Developing a COVID-19 Vaccine is Only Half the Battle
Written By: Vaccinate Your Family
Apr 08, 2020
Rising cases of COVID-19 across the country have many people asking the same question: where’s the vaccine? Experts have suggested a vaccine may be 12 to 18 months away, an optimistic timeline given the intense scrutiny vaccines undergo prior to approval. Once approved, additional questions such as how will the vaccine be distributed and who will be prioritized to receive the vaccine will soon follow. By planning for a vaccine now, our country can be better prepared to quickly protect everyone in the U.S. from this deadly pandemic.
Vaccinate Your Family’s (VYF) fourth annual State of the ImmUnion (SOTI) report offers some solutions Congress can immediately undertake in order to ensure quicker availability of the vaccine. Unfortunately, many children and adults are unable to access vaccines that are currently recommended to protect against dangerous diseases such as measles, whooping cough, hepatitis A and B, and flu. We often see these disparities break out along sociodemographic lines, namely income level, rural areas, and racial and ethnic groups.
We recommend that Congress immediately:
- Increase the federal appropriations to the CDC, states, large cities, territories and tribes. The coronavirus stimulus packages to-date have provided critical funding for the immediate emergency. We must now begin thinking about funding the immunization response. Health departments and other facilities will need funds to hire more staff to distribute and administer vaccines as well as to purchase vaccine.
- Ensure all children enrolled in state CHIP programs are eligible for vaccines through the Vaccines for Children (VFC) program. This will minimize confusion and bureaucracy when efficiency is most needed.
- Support healthcare payment measures that expand access and protect first dollar coverage, including the Protecting Seniors Through Immunization Act (S. 1872/H.R. 5076). While the coronavirus vaccine will be included in Medicare Part B, which offers vaccines at no cost to seniors, this legislation includes other important items such as better education on available vaccines.
- Increase efforts to educate communities and individuals, including by supporting the VACCINES Act of 2019 (H.R. 2862), which authorizes CDC to fund local responses to communities who are hesitant about vaccinating. Unfortunately, there are still some who believe coronavirus is a conspiracy or somehow made up to increase vaccination rates for other diseases. We must help these individuals and communities understand the vital importance of vaccinating against this and other diseases.

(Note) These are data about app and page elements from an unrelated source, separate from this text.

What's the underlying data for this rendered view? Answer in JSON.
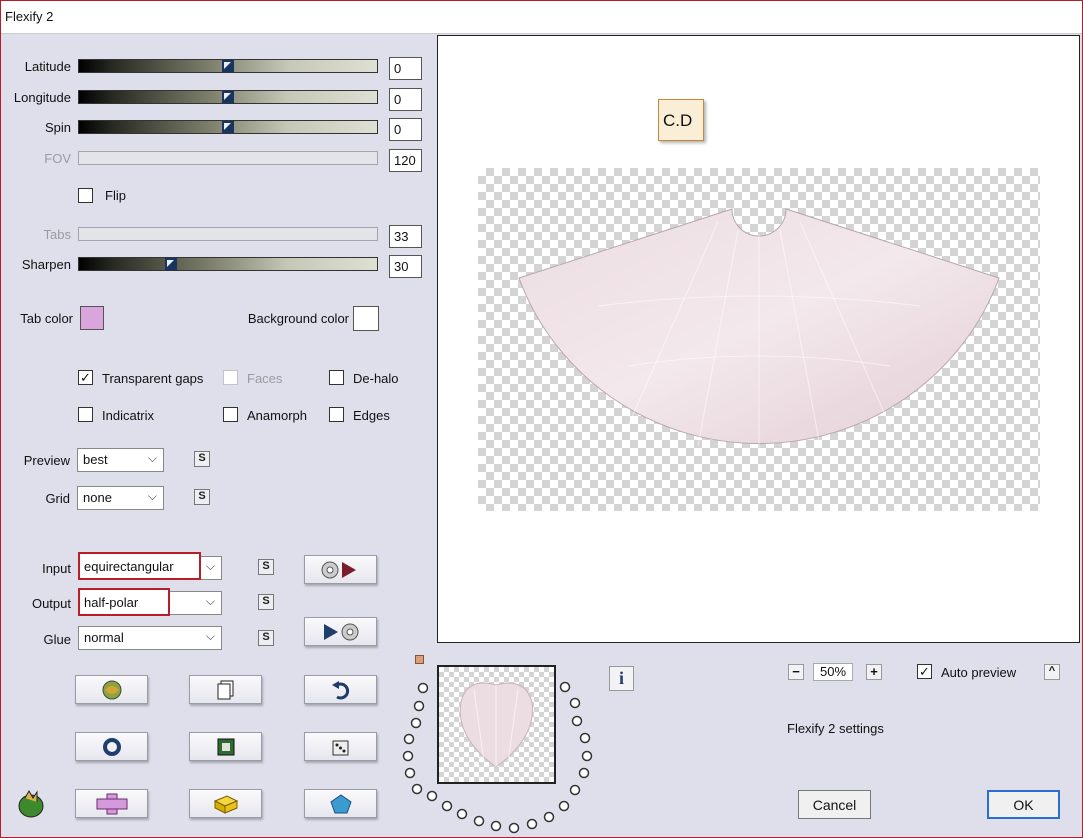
{
  "window": {
    "title": "Flexify 2"
  },
  "sliders": [
    {
      "label": "Latitude",
      "value": "0",
      "position": 0.5,
      "enabled": true
    },
    {
      "label": "Longitude",
      "value": "0",
      "position": 0.5,
      "enabled": true
    },
    {
      "label": "Spin",
      "value": "0",
      "position": 0.5,
      "enabled": true
    },
    {
      "label": "FOV",
      "value": "120",
      "enabled": false
    },
    {
      "label": "Tabs",
      "value": "33",
      "enabled": false
    },
    {
      "label": "Sharpen",
      "value": "30",
      "position": 0.3,
      "enabled": true
    }
  ],
  "flip": {
    "label": "Flip",
    "checked": false
  },
  "colors": {
    "tab_color_label": "Tab color",
    "tab_color": "#d9a5dc",
    "background_color_label": "Background color",
    "background_color": "#ffffff"
  },
  "options": {
    "transparent_gaps": {
      "label": "Transparent gaps",
      "checked": true
    },
    "faces": {
      "label": "Faces",
      "checked": false,
      "enabled": false
    },
    "de_halo": {
      "label": "De-halo",
      "checked": false
    },
    "indicatrix": {
      "label": "Indicatrix",
      "checked": false
    },
    "anamorph": {
      "label": "Anamorph",
      "checked": false
    },
    "edges": {
      "label": "Edges",
      "checked": false
    }
  },
  "selects": {
    "preview": {
      "label": "Preview",
      "value": "best",
      "s": "S"
    },
    "grid": {
      "label": "Grid",
      "value": "none",
      "s": "S"
    },
    "input": {
      "label": "Input",
      "value": "equirectangular",
      "s": "S"
    },
    "output": {
      "label": "Output",
      "value": "half-polar",
      "s": "S"
    },
    "glue": {
      "label": "Glue",
      "value": "normal",
      "s": "S"
    }
  },
  "preview_area": {
    "watermark": "C.D"
  },
  "zoom": {
    "minus": "−",
    "value": "50%",
    "plus": "+"
  },
  "auto_preview": {
    "label": "Auto preview",
    "checked": true,
    "toggle": "^"
  },
  "settings_label": "Flexify 2 settings",
  "info_label": "i",
  "buttons": {
    "cancel": "Cancel",
    "ok": "OK"
  },
  "accent": {
    "highlight_border": "#b81d2c",
    "ok_border": "#2a6fcf"
  }
}
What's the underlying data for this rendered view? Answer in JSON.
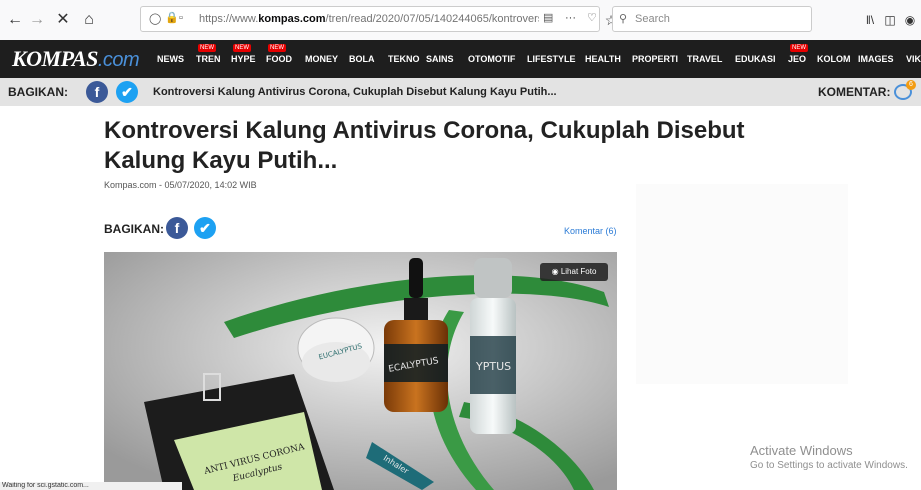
{
  "browser": {
    "url_prefix": "https://www.",
    "url_domain": "kompas.com",
    "url_path": "/tren/read/2020/07/05/140244065/kontroversi-kalu",
    "search_placeholder": "Search",
    "more_label": "···"
  },
  "nav": {
    "logo_main": "KOMPAS",
    "logo_suffix": ".com",
    "items": [
      {
        "label": "NEWS",
        "new": false
      },
      {
        "label": "TREN",
        "new": true
      },
      {
        "label": "HYPE",
        "new": true
      },
      {
        "label": "FOOD",
        "new": true
      },
      {
        "label": "MONEY",
        "new": false
      },
      {
        "label": "BOLA",
        "new": false
      },
      {
        "label": "TEKNO",
        "new": false
      },
      {
        "label": "SAINS",
        "new": false
      },
      {
        "label": "OTOMOTIF",
        "new": false
      },
      {
        "label": "LIFESTYLE",
        "new": false
      },
      {
        "label": "HEALTH",
        "new": false
      },
      {
        "label": "PROPERTI",
        "new": false
      },
      {
        "label": "TRAVEL",
        "new": false
      },
      {
        "label": "EDUKASI",
        "new": false
      },
      {
        "label": "JEO",
        "new": true
      },
      {
        "label": "KOLOM",
        "new": false
      },
      {
        "label": "IMAGES",
        "new": false
      },
      {
        "label": "VIK",
        "new": false
      }
    ],
    "new_badge": "NEW"
  },
  "sharebar": {
    "label": "BAGIKAN:",
    "title": "Kontroversi Kalung Antivirus Corona, Cukuplah Disebut Kalung Kayu Putih...",
    "komentar_label": "KOMENTAR:",
    "komentar_count": "6"
  },
  "article": {
    "headline": "Kontroversi Kalung Antivirus Corona, Cukuplah Disebut Kalung Kayu Putih...",
    "byline": "Kompas.com - 05/07/2020, 14:02 WIB",
    "share_label": "BAGIKAN:",
    "komentar_link": "Komentar (6)",
    "lihat_foto": "Lihat Foto",
    "photo_sachet_line1": "ANTI VIRUS CORONA",
    "photo_sachet_line2": "Eucalyptus",
    "photo_bottle_label": "ECALYPTUS",
    "photo_roller_label": "YPTUS",
    "photo_jar_label": "EUCALYPTUS",
    "photo_inhaler_label": "Inhaler"
  },
  "overlay": {
    "activate_title": "Activate Windows",
    "activate_sub": "Go to Settings to activate Windows."
  },
  "status": {
    "text": "Waiting for sci.gstatic.com..."
  },
  "colors": {
    "nav_bg": "#1e1e1e",
    "facebook": "#3b5998",
    "twitter": "#1da1f2",
    "link": "#2b7bd6",
    "new_badge": "#e60000"
  }
}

It is a sad fact that communities recovering from a crisis like natural disasters or pandemics are often more risk for measles outbreaks because families fall behind on well child visits for their children.
In addition to policy recommendations, the State of the ImmUnion report also offers an overview of the intense monitoring process vaccines undergo, even post-licensure, to ensure their safety and efficacy. After the 12 to 18 month development process, four separate systems will continue to make sure the COVID-19 vaccine is doing its job in preventing disease without causing undue harm.
Making a vaccine is not easy. Distributing a vaccine to everyone within the U.S. is not easy. But, with a little planning in the months we have, we can protect more people, more quickly.
Visit the Vaccinate Your Family website for more information on vaccines and the diseases they prevent.